    Internal Revenue Code Sections 419, and 419A, define the rules allowing employers to make tax deductible contributions to Welfare Benefit Plans, in order to provide their employees with medical and life insurance benefits. There is nothing inherently wrong with these plans; the IRS acknowledges that businesses often maintain welfare benefit funds that fully comply with the intent of Sections 419 and 419A and, in fact, provide meaningful medical and life insurance benefits to their employees, making substantial contributions to those funds that the IRS accepts as fully deductible.

    On the other hand, the IRS does take issue with the Welfare Benefit Plans that are being promoted to sole proprietors and small businesses as a way to avoid federal income taxes via schemes that, in form, provide medical and life insurance benefits to key employees but, in substance, primarily serve to benefit the owner(s) of the businesses. These programs are sometimes referred to by their promoters as “single employer plans,” or “419 plans.” The promoters claim that the employers’ contributions are deductible under IRC Sections 419 and 419A as ordinary and necessary business expenses.

    The essence of the 419 Welfare Benefit Plan scam is the representation that a business owner can provide life insurance for himself as his own “favorite employee,” writing off the policy payments as a tax deductible business expense, while enjoying the benefit of the insurance, and accumulating cash value in the policy.

    They cannot -- PERIOD!

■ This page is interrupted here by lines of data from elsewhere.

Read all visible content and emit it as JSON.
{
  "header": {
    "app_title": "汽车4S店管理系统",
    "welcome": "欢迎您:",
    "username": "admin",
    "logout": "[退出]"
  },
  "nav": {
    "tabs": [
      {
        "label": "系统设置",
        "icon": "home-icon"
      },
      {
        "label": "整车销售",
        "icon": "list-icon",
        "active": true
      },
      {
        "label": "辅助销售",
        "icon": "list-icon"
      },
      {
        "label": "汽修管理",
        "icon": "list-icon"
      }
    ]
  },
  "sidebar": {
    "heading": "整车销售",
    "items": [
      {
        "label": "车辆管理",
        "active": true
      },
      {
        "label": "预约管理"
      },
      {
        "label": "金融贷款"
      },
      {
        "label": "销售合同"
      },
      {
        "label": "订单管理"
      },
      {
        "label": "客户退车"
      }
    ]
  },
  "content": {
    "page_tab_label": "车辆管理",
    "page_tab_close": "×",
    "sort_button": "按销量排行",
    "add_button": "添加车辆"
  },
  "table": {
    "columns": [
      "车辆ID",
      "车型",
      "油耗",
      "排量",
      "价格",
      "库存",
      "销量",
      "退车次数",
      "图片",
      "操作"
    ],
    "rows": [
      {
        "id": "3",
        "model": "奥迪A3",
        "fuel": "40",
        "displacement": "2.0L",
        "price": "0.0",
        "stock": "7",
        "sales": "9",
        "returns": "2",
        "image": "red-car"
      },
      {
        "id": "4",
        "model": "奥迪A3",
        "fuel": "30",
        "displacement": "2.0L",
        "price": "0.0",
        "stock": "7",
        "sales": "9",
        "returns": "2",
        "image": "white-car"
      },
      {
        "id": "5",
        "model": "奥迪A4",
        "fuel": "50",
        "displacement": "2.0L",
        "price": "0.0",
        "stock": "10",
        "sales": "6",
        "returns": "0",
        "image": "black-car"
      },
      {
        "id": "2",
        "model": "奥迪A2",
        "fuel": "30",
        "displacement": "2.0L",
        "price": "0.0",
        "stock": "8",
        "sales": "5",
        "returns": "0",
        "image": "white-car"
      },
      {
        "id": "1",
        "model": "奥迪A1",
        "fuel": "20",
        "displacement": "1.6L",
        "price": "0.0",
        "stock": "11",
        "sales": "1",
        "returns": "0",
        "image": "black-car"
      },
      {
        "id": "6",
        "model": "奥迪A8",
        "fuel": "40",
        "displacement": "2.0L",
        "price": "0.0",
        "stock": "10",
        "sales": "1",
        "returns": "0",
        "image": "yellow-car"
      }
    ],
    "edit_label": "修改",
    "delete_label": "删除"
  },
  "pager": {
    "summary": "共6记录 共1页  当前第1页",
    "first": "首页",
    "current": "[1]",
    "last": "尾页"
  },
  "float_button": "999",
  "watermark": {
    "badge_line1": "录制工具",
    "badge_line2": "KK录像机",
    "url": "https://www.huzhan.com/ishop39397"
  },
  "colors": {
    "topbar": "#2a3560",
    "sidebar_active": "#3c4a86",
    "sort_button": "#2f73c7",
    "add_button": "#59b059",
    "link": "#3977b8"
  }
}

    Admittedly, the provisions of the Internal Revenue Code, and related case law, can be very difficult to understand, but evaluating the viability of this sort of tax scheme need not be that complicated. With regard to the assertion that sole proprietors can fund their own life insurance policies as a tax deductible business expense, there is no room for interpretation, discussion or debate. IRC 264(a)(1) says, “No deduction shall be allowed for premiums on any life insurance policy . . . if the taxpayer is directly or indirectly a beneficiary under the policy or contract.”